This animation portrays an artist's concept of a distant hypothetical solar system, about the same age as our own. It...

Watch now

11.09.04

Icy Dawn of a Newborn Star

In this animation, we observe what a young star with a circumstellar disc would look like when viewed from different ...

Watch now

10.18.04

Swirling Rings of Dust

This animation depicts colliding rocky bodies in an early planetary system. Such collisions form the basis of the pla...

Watch now

10.18.04

When Worlds Collide

This animation illustrates a massive collision between rocky, embryonic planets as big as mountain ranges. Such colli...

Watch now

10.12.04

Galactic Fossil Revealed in Infrared Light

This animation demonstrates the power of infrared light to see what visible light cannot -- a newfound bundle of star...

Watch now

10.07.04

Visible-Infrared Whirlpool

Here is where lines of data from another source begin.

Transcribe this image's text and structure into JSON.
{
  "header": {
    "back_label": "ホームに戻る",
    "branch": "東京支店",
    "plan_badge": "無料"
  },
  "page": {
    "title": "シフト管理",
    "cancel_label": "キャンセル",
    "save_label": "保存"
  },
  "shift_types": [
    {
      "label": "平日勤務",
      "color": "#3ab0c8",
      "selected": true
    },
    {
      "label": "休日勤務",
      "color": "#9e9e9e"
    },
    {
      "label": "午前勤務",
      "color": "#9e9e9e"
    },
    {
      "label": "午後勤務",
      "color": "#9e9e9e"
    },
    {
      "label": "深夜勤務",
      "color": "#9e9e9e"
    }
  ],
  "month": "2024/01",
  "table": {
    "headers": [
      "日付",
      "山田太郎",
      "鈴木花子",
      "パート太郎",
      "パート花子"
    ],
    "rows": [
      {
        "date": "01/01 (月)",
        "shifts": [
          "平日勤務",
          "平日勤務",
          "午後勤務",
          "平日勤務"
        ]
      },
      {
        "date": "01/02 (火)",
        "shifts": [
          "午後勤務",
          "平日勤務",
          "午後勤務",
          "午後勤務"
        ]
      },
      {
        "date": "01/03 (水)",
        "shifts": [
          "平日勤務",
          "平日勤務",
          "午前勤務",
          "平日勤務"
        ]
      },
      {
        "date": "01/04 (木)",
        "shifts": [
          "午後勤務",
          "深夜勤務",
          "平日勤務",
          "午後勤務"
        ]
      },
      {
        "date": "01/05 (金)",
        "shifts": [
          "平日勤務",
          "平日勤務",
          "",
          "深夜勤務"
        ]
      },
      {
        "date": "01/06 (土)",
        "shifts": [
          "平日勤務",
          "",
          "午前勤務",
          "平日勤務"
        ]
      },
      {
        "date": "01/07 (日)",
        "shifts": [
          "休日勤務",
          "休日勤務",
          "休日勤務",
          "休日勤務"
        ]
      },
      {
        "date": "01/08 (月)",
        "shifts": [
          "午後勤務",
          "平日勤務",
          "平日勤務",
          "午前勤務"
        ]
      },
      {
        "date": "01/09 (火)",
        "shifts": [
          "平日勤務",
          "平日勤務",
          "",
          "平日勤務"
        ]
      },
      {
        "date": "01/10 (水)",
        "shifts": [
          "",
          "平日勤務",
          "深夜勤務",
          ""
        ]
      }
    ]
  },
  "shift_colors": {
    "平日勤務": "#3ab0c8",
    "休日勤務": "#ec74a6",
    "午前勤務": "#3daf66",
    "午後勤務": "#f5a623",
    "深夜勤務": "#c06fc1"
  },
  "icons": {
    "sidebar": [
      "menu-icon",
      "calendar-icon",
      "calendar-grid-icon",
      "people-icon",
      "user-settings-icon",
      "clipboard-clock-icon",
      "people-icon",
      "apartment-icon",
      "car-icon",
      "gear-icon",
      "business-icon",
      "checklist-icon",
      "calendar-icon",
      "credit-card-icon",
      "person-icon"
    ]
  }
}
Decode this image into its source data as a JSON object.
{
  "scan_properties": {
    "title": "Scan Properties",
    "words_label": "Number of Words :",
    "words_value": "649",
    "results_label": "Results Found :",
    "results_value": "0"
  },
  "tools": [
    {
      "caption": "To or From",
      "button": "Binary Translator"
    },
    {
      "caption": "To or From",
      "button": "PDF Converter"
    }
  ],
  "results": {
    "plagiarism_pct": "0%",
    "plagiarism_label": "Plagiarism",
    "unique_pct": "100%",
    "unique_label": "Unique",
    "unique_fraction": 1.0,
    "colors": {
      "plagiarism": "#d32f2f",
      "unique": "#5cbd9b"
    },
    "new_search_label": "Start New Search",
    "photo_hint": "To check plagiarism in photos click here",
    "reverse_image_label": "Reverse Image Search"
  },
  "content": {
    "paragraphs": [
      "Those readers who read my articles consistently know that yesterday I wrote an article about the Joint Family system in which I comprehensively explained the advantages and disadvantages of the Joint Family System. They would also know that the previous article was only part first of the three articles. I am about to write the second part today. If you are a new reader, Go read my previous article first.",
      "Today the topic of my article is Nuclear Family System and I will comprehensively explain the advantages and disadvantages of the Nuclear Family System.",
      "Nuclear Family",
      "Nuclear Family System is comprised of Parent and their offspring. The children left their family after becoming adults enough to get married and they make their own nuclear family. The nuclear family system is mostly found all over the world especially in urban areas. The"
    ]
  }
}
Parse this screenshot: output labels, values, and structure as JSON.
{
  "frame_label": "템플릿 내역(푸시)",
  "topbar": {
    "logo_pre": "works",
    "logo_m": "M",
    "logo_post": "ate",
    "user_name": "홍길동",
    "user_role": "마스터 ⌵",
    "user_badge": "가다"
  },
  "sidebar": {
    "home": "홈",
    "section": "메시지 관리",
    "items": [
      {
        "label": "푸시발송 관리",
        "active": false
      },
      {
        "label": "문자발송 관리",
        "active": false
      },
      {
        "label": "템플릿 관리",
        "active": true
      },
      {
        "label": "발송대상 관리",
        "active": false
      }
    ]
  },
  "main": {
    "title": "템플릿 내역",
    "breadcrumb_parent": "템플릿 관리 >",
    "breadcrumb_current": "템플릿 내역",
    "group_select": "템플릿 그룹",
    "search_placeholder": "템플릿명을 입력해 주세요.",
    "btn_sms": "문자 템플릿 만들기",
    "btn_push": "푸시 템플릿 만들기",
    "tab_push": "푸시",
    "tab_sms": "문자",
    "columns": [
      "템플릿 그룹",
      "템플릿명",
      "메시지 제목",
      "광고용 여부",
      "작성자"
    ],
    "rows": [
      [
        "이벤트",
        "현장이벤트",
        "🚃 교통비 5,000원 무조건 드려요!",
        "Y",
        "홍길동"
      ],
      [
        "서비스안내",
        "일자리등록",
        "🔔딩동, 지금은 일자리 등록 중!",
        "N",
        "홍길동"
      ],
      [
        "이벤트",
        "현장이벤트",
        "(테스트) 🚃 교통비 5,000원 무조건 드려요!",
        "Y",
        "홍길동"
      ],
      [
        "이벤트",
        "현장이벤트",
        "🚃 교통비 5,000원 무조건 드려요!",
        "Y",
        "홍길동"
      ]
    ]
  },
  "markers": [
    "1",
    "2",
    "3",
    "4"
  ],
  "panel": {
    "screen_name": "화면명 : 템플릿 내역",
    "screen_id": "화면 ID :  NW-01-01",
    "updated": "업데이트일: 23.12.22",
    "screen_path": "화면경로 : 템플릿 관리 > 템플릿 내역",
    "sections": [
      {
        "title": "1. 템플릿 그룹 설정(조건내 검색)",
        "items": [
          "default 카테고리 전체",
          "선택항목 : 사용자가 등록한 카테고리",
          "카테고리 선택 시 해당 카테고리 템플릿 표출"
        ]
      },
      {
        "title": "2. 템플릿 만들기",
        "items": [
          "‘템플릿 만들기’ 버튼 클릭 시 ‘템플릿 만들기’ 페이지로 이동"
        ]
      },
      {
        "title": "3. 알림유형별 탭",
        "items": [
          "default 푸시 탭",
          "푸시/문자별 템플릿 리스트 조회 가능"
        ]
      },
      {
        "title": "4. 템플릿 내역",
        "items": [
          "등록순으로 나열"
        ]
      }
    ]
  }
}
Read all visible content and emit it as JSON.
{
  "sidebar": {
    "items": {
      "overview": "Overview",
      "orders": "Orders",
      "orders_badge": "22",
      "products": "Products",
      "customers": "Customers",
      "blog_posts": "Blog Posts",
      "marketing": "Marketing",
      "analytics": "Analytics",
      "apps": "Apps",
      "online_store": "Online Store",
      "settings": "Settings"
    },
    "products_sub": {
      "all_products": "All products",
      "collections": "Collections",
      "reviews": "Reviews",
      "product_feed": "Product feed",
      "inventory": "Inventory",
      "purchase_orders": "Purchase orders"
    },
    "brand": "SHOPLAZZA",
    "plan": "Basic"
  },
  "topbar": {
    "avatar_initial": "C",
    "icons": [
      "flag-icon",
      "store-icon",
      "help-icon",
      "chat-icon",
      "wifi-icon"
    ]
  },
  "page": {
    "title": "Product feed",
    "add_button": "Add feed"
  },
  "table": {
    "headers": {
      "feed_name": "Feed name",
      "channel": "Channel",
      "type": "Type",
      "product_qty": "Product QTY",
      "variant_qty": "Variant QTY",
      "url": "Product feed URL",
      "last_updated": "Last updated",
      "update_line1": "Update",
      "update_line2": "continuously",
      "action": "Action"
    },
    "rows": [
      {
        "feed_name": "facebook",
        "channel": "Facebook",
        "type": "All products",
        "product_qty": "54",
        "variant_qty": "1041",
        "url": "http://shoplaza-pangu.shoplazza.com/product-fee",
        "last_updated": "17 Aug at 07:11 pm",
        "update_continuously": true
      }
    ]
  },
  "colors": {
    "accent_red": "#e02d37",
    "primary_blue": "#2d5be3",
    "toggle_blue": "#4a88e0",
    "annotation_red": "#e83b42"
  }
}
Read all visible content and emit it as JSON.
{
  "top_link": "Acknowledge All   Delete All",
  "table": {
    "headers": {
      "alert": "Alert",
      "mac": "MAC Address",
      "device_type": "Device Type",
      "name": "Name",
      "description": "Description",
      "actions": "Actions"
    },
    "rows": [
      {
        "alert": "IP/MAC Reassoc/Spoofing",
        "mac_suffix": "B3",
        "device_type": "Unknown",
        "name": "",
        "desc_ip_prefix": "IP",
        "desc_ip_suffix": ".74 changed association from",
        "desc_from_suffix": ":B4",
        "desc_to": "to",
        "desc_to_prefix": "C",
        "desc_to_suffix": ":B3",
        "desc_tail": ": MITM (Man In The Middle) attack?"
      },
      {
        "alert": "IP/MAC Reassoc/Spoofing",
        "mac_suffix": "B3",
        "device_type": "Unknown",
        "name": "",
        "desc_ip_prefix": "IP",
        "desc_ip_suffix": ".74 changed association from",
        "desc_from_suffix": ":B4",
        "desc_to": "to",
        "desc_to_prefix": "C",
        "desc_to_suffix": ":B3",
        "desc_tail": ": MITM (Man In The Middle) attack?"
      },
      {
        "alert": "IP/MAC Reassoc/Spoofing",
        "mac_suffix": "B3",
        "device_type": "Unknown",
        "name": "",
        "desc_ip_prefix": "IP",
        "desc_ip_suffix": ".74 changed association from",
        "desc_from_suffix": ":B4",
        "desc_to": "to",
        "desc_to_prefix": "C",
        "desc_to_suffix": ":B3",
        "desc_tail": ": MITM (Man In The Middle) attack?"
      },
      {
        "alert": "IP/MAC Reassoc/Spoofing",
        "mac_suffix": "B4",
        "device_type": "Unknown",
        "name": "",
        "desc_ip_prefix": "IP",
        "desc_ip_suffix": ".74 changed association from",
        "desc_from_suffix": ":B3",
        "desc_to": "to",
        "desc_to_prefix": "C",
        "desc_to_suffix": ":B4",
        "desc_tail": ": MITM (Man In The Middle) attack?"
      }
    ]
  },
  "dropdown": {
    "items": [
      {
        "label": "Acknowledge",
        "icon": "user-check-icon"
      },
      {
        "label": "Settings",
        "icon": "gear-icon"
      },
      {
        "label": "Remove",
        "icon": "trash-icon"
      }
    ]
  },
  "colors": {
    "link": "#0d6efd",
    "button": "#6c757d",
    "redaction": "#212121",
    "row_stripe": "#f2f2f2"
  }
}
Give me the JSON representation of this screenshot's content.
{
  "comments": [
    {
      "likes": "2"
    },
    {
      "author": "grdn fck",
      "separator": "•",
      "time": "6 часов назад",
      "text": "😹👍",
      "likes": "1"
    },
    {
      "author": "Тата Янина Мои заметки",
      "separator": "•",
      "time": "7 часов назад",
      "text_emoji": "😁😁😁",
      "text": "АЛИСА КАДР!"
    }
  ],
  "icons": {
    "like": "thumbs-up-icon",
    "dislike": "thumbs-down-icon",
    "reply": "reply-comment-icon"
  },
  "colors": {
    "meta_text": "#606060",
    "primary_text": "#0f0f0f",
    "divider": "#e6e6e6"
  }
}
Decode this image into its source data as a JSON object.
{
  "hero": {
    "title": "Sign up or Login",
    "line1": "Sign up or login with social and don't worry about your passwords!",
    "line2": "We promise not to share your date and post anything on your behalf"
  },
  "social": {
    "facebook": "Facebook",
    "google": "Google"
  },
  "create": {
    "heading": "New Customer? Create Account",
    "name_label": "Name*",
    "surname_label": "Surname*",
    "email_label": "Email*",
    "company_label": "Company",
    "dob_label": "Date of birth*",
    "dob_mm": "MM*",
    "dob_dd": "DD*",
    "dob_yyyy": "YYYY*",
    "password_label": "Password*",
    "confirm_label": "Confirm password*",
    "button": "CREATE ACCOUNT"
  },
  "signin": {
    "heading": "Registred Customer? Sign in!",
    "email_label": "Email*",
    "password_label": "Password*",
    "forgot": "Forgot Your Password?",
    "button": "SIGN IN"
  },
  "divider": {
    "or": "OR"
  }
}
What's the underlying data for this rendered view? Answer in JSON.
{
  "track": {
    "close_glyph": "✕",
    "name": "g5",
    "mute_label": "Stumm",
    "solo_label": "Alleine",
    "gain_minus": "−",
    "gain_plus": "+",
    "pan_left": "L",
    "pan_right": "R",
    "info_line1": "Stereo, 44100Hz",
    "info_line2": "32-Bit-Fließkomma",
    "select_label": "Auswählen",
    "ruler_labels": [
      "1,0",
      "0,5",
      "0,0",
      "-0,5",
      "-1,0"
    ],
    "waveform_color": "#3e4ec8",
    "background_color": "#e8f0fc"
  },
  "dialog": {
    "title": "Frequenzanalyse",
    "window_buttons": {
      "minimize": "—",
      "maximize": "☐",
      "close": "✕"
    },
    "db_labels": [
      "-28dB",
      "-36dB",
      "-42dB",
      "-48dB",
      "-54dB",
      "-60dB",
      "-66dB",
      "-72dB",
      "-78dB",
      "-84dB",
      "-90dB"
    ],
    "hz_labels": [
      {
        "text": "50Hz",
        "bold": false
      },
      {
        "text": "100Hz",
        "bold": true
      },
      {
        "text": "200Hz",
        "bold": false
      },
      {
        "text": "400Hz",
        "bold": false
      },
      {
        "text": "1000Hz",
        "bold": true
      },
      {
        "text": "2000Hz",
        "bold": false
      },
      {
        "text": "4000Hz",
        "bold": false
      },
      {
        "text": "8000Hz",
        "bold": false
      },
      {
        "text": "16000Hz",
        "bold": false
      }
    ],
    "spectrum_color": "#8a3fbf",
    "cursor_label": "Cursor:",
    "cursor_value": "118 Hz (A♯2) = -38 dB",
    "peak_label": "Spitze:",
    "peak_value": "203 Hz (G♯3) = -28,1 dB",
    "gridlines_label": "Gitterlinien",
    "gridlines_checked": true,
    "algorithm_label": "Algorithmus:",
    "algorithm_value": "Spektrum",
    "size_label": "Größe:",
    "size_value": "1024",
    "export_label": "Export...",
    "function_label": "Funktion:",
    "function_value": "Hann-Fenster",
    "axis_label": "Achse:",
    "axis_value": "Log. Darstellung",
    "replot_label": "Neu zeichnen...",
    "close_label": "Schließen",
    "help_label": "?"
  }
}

This animation transitions from the more familiar visible light image of the "Whirlpool Galaxy" to the dramatic new v...

Watch now

10.06.04

Supernova Explosion

This animation of a supernova explosion demonstrates what happens when a massive star explodes and creates a shell of...

Watch now

10.06.04

Kepler's Supernova Remnant - Zoom-In

This "zoom" starts in the Scorpius constellation and pushes through deeper and narrower telescopic fields to at last ...

Watch now

10.06.04

Kepler's Supernova Remnant - Composite Image

The composite view of the supernova splits into its three components: blue-green for Chandra, yellow for Hubble, and ...

Watch now

08.09.04

Spitzer Discovers Hidden Ring

This animation transitions from a visible light image of the planetary nebula called NGC 246 to Spitzer's new infrare...

Watch now